"That', said Carl Lipo, Anthropological Associate at Binghamton University in New York. "It would be noteworthy to find one of these things almost anywhere, but on this particular archipelago there are almost 1,000 statues that can be up to three stories high. They are made of scaria, a reddish colored mountain from one side of the isle, while the statues are made of stones that are extracted at the other end.
Easter Island, about 3,000 kilometers from Chile in the southern Pacific, has no useful resource like wood to help trek large flagstones. Shelters alone can weight more than 11 tons and the statues themselves are up to 10 meters high. It is not only about how a small populace succeeded at some point in the fifteenth or sixteenth centuries in lifting the large caps onto the even larger statues, but why?
LPO, along with investigators from around the United States, issued a statement in the Journal of Archaeological Science last week, disproving decades of consideration from other scholar. Up to now the predominant theorem was that the Rapa Nui put the statues on the floor on Easter Island, put the caps on and then put the whole thing together.
However, after the statues had been examined, Lipo and his group found out that this would be not possible. Throat of statues must carry the weights of the hat without tearing. Scrapped statues scattered around the isle - those who never made it - also indicated that they never lay on the floor; they were carried and erected.
These statues were set at an angle so that they would have been leaning forward. They found another decisive hint on a research expedition to the isle. At the center of the cylinder caps were ridges that had been created by cables.

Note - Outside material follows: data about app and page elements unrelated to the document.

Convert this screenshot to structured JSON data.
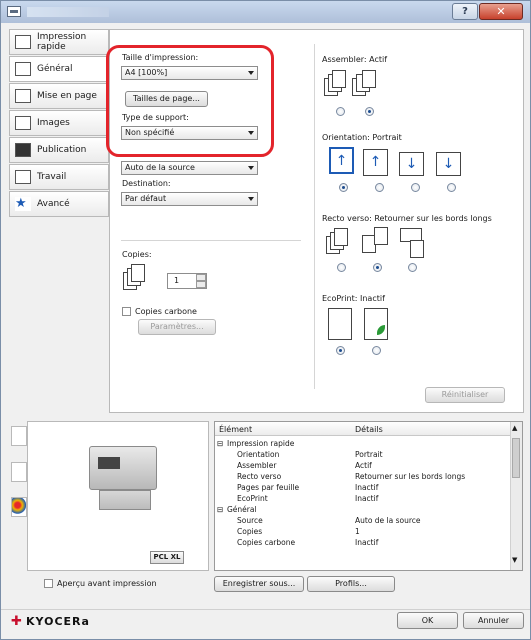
{
  "sidebar": {
    "items": [
      {
        "label": "Impression rapide"
      },
      {
        "label": "Général"
      },
      {
        "label": "Mise en page"
      },
      {
        "label": "Images"
      },
      {
        "label": "Publication"
      },
      {
        "label": "Travail"
      },
      {
        "label": "Avancé"
      }
    ]
  },
  "general": {
    "print_size_label": "Taille d'impression:",
    "print_size_value": "A4  [100%]",
    "page_sizes_button": "Tailles de page...",
    "media_type_label": "Type de support:",
    "media_type_value": "Non spécifié",
    "source_value": "Auto de la source",
    "destination_label": "Destination:",
    "destination_value": "Par défaut",
    "copies_label": "Copies:",
    "copies_value": "1",
    "carbon_copies_label": "Copies carbone",
    "settings_button": "Paramètres...",
    "collate_label": "Assembler:  Actif",
    "orientation_label": "Orientation:  Portrait",
    "duplex_label": "Recto verso:  Retourner sur les bords longs",
    "ecoprint_label": "EcoPrint:  Inactif",
    "reset_button": "Réinitialiser"
  },
  "printer": {
    "badge": "PCL XL"
  },
  "table": {
    "headers": [
      "Élément",
      "Détails"
    ],
    "rows": [
      {
        "item": "Impression rapide",
        "detail": "",
        "group": true
      },
      {
        "item": "Orientation",
        "detail": "Portrait",
        "group": false
      },
      {
        "item": "Assembler",
        "detail": "Actif",
        "group": false
      },
      {
        "item": "Recto verso",
        "detail": "Retourner sur les bords longs",
        "group": false
      },
      {
        "item": "Pages par feuille",
        "detail": "Inactif",
        "group": false
      },
      {
        "item": "EcoPrint",
        "detail": "Inactif",
        "group": false
      },
      {
        "item": "Général",
        "detail": "",
        "group": true
      },
      {
        "item": "Source",
        "detail": "Auto de la source",
        "group": false
      },
      {
        "item": "Copies",
        "detail": "1",
        "group": false
      },
      {
        "item": "Copies carbone",
        "detail": "Inactif",
        "group": false
      }
    ]
  },
  "footer": {
    "preview_checkbox": "Aperçu avant impression",
    "save_as_button": "Enregistrer sous...",
    "profiles_button": "Profils...",
    "brand": "KYOCERa",
    "ok_button": "OK",
    "cancel_button": "Annuler"
  },
  "colors": {
    "highlight": "#e3242b",
    "brand": "#c8102e",
    "accent": "#1d5bb5"
  }
}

And there were also debris spread around the statue bases.
"It' like a yo-yo - a yo-yo hoisting a ramp," Lipo said. Some of the bricks used to draw the caps to the top of the sculpture were then removed and scattered around the ground. These statues are not exactly one of a kind on Easter Island, but seem to be part of a wider Polish heritage of building rock tombstones in honor of the forefathers, Lipo said.
However, the statues on Easter Isle are among the biggest and most intricate, complete with carvings of faces, when others only built simple flagstones on more affluent isles. Surprisingly, on a small islet with few natural assets and a countryside unsuitable for farming, the villagers would be building large statues.
But it makes a great deal of good for Lipo. How better to reinforce the ties between the peoples of the Isle than to take on an almost unimaginable role together time and again.